◆ **Records shown**
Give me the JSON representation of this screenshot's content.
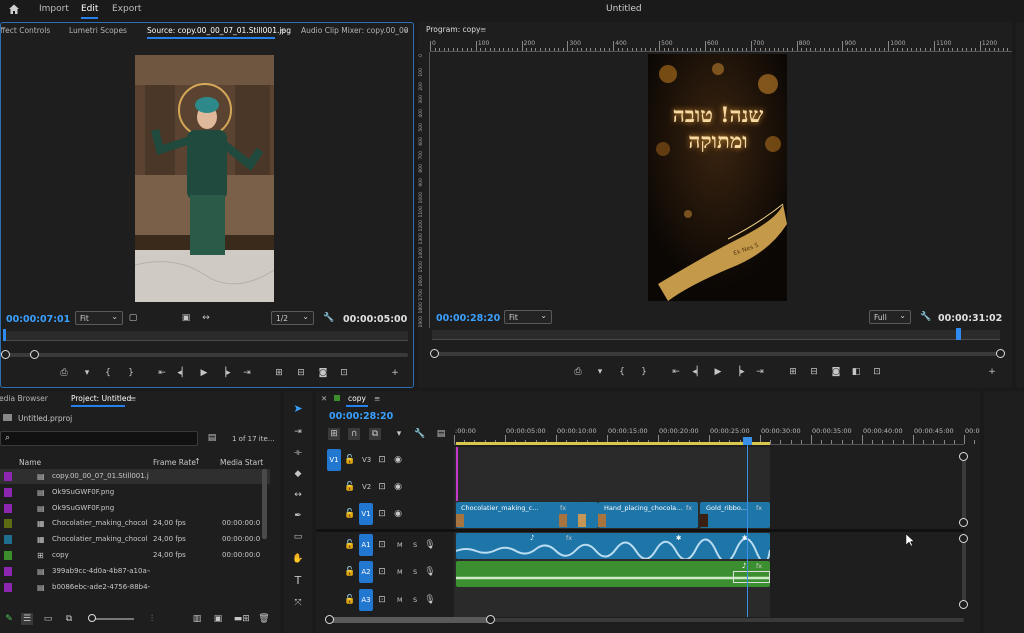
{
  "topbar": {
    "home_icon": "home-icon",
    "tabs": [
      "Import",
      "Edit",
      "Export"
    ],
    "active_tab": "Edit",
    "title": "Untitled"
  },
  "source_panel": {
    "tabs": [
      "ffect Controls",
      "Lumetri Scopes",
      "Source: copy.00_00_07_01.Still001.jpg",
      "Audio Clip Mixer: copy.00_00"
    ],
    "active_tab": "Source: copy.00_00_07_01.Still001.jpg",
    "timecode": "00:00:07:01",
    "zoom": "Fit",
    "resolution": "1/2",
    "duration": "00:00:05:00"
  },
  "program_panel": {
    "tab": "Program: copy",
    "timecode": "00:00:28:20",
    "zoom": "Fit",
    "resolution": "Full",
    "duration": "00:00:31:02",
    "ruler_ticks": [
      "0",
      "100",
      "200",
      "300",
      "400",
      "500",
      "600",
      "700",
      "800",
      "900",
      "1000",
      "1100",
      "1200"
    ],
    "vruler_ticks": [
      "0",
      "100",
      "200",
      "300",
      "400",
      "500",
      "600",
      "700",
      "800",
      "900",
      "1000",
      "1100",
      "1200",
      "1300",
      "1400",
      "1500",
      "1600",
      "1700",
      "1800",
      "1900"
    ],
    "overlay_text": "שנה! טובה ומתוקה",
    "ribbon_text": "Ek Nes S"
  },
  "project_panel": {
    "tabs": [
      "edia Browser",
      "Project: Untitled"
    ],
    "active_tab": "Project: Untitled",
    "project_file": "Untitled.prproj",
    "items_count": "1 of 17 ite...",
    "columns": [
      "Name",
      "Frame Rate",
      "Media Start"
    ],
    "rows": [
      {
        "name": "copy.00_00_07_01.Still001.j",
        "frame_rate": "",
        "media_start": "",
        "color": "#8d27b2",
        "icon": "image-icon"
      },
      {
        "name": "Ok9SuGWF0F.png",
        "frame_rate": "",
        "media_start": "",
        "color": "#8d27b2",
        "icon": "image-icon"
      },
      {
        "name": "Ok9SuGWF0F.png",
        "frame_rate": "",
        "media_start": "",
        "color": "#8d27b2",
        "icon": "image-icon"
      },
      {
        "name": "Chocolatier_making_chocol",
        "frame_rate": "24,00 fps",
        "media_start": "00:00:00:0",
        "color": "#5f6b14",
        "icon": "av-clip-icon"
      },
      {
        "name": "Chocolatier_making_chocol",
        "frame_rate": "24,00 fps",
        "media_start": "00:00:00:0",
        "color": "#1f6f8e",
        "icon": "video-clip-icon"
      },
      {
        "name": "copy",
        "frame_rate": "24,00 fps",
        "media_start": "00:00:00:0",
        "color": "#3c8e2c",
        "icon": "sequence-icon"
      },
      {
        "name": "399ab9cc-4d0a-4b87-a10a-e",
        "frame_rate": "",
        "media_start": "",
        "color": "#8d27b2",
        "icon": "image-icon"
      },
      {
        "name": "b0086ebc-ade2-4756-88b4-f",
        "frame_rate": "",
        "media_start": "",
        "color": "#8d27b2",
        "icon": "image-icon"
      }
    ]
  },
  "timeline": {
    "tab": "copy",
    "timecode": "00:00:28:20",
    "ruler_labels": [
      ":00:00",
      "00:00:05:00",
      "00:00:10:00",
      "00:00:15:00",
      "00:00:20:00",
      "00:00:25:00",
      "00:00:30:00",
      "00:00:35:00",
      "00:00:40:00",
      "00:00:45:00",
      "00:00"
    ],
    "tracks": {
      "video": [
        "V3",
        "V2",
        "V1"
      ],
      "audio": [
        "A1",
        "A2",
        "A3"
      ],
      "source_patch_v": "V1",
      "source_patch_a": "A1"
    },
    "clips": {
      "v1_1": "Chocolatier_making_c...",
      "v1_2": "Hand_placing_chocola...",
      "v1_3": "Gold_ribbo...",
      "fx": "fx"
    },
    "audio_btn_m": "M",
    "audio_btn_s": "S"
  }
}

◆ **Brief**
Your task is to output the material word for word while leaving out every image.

◆ **Solved exercise**
Give me the JSON representation of this screenshot's content.
{
  "topbar": {
    "home_icon": "home-icon",
    "tabs": [
      "Import",
      "Edit",
      "Export"
    ],
    "active_tab": "Edit",
    "title": "Untitled"
  },
  "source_panel": {
    "tabs": [
      "ffect Controls",
      "Lumetri Scopes",
      "Source: copy.00_00_07_01.Still001.jpg",
      "Audio Clip Mixer: copy.00_00"
    ],
    "active_tab": "Source: copy.00_00_07_01.Still001.jpg",
    "timecode": "00:00:07:01",
    "zoom": "Fit",
    "resolution": "1/2",
    "duration": "00:00:05:00"
  },
  "program_panel": {
    "tab": "Program: copy",
    "timecode": "00:00:28:20",
    "zoom": "Fit",
    "resolution": "Full",
    "duration": "00:00:31:02",
    "ruler_ticks": [
      "0",
      "100",
      "200",
      "300",
      "400",
      "500",
      "600",
      "700",
      "800",
      "900",
      "1000",
      "1100",
      "1200"
    ],
    "vruler_ticks": [
      "0",
      "100",
      "200",
      "300",
      "400",
      "500",
      "600",
      "700",
      "800",
      "900",
      "1000",
      "1100",
      "1200",
      "1300",
      "1400",
      "1500",
      "1600",
      "1700",
      "1800",
      "1900"
    ],
    "overlay_text": "שנה! טובה ומתוקה",
    "ribbon_text": "Ek Nes S"
  },
  "project_panel": {
    "tabs": [
      "edia Browser",
      "Project: Untitled"
    ],
    "active_tab": "Project: Untitled",
    "project_file": "Untitled.prproj",
    "items_count": "1 of 17 ite...",
    "columns": [
      "Name",
      "Frame Rate",
      "Media Start"
    ],
    "rows": [
      {
        "name": "copy.00_00_07_01.Still001.j",
        "frame_rate": "",
        "media_start": "",
        "color": "#8d27b2",
        "icon": "image-icon"
      },
      {
        "name": "Ok9SuGWF0F.png",
        "frame_rate": "",
        "media_start": "",
        "color": "#8d27b2",
        "icon": "image-icon"
      },
      {
        "name": "Ok9SuGWF0F.png",
        "frame_rate": "",
        "media_start": "",
        "color": "#8d27b2",
        "icon": "image-icon"
      },
      {
        "name": "Chocolatier_making_chocol",
        "frame_rate": "24,00 fps",
        "media_start": "00:00:00:0",
        "color": "#5f6b14",
        "icon": "av-clip-icon"
      },
      {
        "name": "Chocolatier_making_chocol",
        "frame_rate": "24,00 fps",
        "media_start": "00:00:00:0",
        "color": "#1f6f8e",
        "icon": "video-clip-icon"
      },
      {
        "name": "copy",
        "frame_rate": "24,00 fps",
        "media_start": "00:00:00:0",
        "color": "#3c8e2c",
        "icon": "sequence-icon"
      },
      {
        "name": "399ab9cc-4d0a-4b87-a10a-e",
        "frame_rate": "",
        "media_start": "",
        "color": "#8d27b2",
        "icon": "image-icon"
      },
      {
        "name": "b0086ebc-ade2-4756-88b4-f",
        "frame_rate": "",
        "media_start": "",
        "color": "#8d27b2",
        "icon": "image-icon"
      }
    ]
  },
  "timeline": {
    "tab": "copy",
    "timecode": "00:00:28:20",
    "ruler_labels": [
      ":00:00",
      "00:00:05:00",
      "00:00:10:00",
      "00:00:15:00",
      "00:00:20:00",
      "00:00:25:00",
      "00:00:30:00",
      "00:00:35:00",
      "00:00:40:00",
      "00:00:45:00",
      "00:00"
    ],
    "tracks": {
      "video": [
        "V3",
        "V2",
        "V1"
      ],
      "audio": [
        "A1",
        "A2",
        "A3"
      ],
      "source_patch_v": "V1",
      "source_patch_a": "A1"
    },
    "clips": {
      "v1_1": "Chocolatier_making_c...",
      "v1_2": "Hand_placing_chocola...",
      "v1_3": "Gold_ribbo...",
      "fx": "fx"
    },
    "audio_btn_m": "M",
    "audio_btn_s": "S"
  }
}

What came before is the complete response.